SPOKANE, Wash. — Update: Read about Washington's new 'stay-at-home' order here
SPOKANE, Wash. — Tens of millions of people living in California, New York, Illinois, Oregon and other states have been placed under "stay-at-home" orders in an effort to slow the spread of the 2019 novel coronavirus (COVID-19).
Oregon Gov. Kate Brown also issued orders on Monday to shut down non-essential businesses and constrain social and recreational gatherings.
While Washington Gov. Jay Inslee has not said yet that he will follow suit, there have been rumors that he will soon enact a shelter in place order in the state.
Washington state has already enacted social distancing measures, such as temporarily shutting down bars and restaurants and further limiting the size of gatherings during the coronavirus outbreak.
Instead of focusing on a shelter in place order, Inslee said at a teleconference with reporters last week that he is most concerned right now about residents' economic problems.
“We could spend a lot of time trying to chase down rumors and we got to focus on today’s challenges today,” Inslee said.
As COVID-19 spreads in Washington state, Inslee said during the teleconference that he and other leaders are making decisions as best as they can “on a daily basis.”
“We can’t just try to speculate what may happen 30, 40, 60 days from now," he added.
Social distancing efforts are different than an official shelter in place order. Here is an explanation of what a "stay-at-home" order could look like in Washington state.
RELATED: What is social distancing?
Residents must remain place except for essential activities
In simple terms, the order means all non-essential trips from your home would not be allowed for a certain period of time. The length would be set by Gov. Inslee.
Essential activities include grocery shopping, picking up prescriptions or driving to what is considered an essential job. In most states, essential activity also includes exercising and going outside – as long as people stay six feet apart.

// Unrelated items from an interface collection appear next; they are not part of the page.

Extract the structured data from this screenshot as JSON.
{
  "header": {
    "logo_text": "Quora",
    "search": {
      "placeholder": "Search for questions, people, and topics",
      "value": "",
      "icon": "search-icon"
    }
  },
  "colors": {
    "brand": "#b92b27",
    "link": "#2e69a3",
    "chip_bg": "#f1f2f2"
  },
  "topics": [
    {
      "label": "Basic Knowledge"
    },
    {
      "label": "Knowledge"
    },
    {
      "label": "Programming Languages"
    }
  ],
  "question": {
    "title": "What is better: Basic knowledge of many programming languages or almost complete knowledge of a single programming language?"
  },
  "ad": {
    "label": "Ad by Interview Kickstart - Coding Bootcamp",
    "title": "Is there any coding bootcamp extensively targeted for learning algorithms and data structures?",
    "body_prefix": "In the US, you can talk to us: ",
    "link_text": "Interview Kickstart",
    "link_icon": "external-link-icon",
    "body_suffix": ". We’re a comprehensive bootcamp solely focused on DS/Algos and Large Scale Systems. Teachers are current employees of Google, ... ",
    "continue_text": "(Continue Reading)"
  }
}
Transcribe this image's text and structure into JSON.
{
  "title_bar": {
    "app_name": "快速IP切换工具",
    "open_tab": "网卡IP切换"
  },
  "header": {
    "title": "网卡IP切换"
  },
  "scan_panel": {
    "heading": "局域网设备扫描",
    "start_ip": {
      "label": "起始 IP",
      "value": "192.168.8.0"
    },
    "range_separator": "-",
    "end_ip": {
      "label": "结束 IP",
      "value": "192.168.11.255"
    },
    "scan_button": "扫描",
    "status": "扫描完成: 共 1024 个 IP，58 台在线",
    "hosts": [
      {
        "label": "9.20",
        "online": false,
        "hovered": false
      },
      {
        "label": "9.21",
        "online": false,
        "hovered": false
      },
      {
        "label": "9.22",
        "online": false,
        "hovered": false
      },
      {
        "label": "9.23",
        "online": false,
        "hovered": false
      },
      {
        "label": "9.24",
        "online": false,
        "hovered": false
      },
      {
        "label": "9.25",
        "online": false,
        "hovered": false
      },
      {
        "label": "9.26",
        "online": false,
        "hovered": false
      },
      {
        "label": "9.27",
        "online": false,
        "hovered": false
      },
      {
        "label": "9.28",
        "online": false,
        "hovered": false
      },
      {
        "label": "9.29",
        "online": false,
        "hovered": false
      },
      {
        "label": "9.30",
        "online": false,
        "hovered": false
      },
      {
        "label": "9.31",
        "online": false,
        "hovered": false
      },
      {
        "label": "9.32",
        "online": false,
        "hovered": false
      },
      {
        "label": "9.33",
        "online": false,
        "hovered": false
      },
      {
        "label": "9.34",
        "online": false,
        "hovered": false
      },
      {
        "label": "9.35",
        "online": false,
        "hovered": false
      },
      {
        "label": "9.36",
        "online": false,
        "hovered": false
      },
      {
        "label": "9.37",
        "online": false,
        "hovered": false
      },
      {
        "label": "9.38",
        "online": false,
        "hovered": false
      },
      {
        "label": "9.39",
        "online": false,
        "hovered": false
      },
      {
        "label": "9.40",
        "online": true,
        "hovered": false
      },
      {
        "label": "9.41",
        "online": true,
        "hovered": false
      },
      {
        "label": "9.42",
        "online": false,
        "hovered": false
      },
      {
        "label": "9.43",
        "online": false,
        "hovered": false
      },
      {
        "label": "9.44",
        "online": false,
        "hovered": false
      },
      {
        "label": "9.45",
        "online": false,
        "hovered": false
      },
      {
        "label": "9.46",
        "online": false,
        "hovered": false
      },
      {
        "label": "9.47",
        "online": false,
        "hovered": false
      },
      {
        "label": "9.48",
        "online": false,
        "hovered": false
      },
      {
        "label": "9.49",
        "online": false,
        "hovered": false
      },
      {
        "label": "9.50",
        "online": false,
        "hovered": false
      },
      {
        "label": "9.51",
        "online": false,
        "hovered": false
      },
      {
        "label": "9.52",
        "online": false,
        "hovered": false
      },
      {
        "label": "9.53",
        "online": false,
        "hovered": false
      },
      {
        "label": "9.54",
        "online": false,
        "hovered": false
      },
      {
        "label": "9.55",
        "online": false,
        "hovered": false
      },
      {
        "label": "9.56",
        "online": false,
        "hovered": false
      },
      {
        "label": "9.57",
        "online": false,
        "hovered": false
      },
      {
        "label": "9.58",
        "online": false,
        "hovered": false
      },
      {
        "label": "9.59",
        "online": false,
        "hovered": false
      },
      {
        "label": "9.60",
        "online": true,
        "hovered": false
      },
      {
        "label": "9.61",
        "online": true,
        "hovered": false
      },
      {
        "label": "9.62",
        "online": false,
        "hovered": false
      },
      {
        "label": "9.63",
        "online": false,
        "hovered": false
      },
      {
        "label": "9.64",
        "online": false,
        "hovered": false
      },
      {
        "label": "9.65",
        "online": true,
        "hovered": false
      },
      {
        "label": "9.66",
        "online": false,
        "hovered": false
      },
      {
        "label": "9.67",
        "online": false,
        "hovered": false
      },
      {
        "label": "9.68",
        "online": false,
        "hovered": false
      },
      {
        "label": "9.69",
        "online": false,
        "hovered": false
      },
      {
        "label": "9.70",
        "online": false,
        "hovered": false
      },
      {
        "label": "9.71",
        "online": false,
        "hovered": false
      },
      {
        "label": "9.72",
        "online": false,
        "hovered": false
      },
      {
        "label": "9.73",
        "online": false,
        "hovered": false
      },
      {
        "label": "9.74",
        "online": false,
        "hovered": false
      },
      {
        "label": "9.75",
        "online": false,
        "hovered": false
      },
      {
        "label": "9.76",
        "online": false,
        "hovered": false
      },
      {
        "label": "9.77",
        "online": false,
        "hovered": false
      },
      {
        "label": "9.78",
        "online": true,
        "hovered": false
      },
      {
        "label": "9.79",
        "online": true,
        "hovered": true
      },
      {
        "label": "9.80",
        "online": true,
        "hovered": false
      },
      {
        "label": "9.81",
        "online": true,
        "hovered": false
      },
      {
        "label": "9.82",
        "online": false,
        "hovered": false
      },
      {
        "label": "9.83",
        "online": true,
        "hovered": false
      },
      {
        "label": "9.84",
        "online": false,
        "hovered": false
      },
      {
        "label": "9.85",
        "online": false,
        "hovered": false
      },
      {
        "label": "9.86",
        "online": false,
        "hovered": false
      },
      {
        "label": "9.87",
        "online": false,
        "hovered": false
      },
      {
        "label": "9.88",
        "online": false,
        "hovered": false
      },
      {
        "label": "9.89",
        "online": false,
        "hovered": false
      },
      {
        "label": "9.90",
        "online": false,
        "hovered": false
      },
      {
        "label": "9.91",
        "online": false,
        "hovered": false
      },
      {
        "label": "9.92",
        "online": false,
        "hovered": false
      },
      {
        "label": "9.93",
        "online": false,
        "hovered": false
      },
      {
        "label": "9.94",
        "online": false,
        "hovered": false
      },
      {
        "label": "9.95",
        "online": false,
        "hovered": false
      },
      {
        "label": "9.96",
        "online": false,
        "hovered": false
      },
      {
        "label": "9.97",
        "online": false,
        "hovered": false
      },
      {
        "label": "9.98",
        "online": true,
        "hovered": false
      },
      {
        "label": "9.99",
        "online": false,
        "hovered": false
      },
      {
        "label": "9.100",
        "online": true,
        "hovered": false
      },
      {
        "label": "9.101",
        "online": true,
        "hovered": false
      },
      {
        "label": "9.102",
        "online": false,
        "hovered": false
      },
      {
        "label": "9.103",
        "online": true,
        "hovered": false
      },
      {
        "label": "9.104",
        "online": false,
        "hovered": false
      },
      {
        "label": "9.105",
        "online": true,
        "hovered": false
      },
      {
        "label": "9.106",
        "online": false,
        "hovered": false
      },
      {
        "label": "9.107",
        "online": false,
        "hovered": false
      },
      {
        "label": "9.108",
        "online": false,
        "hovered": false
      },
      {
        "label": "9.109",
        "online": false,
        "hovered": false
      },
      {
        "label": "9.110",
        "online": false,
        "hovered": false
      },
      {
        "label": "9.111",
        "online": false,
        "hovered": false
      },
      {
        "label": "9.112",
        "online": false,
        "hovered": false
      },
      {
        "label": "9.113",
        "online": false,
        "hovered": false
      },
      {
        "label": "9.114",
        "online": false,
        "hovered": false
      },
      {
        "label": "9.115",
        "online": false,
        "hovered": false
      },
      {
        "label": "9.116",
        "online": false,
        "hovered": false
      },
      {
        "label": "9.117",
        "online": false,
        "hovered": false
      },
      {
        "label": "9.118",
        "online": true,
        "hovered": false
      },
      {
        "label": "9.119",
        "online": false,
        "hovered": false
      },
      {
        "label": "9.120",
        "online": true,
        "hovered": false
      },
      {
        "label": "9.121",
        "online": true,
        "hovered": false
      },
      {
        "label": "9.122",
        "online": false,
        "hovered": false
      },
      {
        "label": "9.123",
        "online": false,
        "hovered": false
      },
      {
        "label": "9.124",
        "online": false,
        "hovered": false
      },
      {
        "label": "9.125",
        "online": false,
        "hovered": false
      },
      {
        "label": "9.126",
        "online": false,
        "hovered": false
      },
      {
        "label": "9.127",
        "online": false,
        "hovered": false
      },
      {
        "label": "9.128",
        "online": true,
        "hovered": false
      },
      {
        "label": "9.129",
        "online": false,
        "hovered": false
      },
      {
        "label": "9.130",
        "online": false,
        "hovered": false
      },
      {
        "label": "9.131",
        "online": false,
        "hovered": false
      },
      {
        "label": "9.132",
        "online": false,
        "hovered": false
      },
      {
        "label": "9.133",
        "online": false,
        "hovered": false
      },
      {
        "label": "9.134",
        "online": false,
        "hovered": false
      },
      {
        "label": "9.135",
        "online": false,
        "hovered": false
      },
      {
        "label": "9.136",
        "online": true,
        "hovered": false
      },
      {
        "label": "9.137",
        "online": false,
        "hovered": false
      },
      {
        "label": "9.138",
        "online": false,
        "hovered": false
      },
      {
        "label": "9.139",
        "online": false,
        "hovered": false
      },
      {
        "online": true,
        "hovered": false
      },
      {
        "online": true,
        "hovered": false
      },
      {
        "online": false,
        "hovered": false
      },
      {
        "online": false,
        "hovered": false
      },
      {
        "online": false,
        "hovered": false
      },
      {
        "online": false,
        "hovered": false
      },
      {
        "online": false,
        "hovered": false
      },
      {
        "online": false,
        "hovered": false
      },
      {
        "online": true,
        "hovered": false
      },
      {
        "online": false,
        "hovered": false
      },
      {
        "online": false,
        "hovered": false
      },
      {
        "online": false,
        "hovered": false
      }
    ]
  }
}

Other essential activities include taking care of sick or disabled relative and seeing a doctor.
In Oregon, the order forces closure of businesses such as arcades, barber shops, hair salons, gyms and fitness studios, skating rinks, playgrounds, theaters, sports facilities and yoga studios.
Businesses that remain open must implement social distancing guidelines, keeping customers at least six feet apart. Workers must also be given a chance by employers to work from home.
Will roads be closed?
Roads have not been closed in other states under stay-at-home orders. But residents should only travel if it is essential to their work or health.
Can you take a flight out of state?
Yes, but planes and any other form of travel should only be used for essential purposes.
What happens if people do not comply?
In Oregon, violations of the stay-at-home order are a Class C misdemeanor. This is consistent with actions taken by other U.S. states that have issued similar orders.
Who is exempt from the order?
You may be asking: What jobs are considered essential? The Department of Homeland Security has provided a list.
Essential positions include:
- Healthcare and public health
- Law enforcement, public safety employees and first responders
- Food and agriculture workers
- Electric industry and petroleum workers
- Natural gas and propane workers, waste and wastewater employees,
- Transportation and logistics
- Public works employees
- Communications and information technology, including news media
- Other community-based government operations and essential functions
- Critical manufacturing
- Hazardous materials
- Financial services
- Chemical workers
- Defense Industrial Base workers
How long could it last?
Shelter in place orders in some states, including California, are slated to last until April 7. But local authorities can extend or reduce this.
Washington's ban on restaurants and other businesses is in effect through March 31. It applies to restaurants, bars, dance halls, clubs, theaters, health and fitness clubs. Other banned establishments include salons, tattoo parlors and youth sports.
President Donald Trump has also asked Americans to stay away from restaurants, bars and other public gathering places for 15 days as of last Monday to slow the spread of COVID-19. He added that the virus could potentially have an impact through August.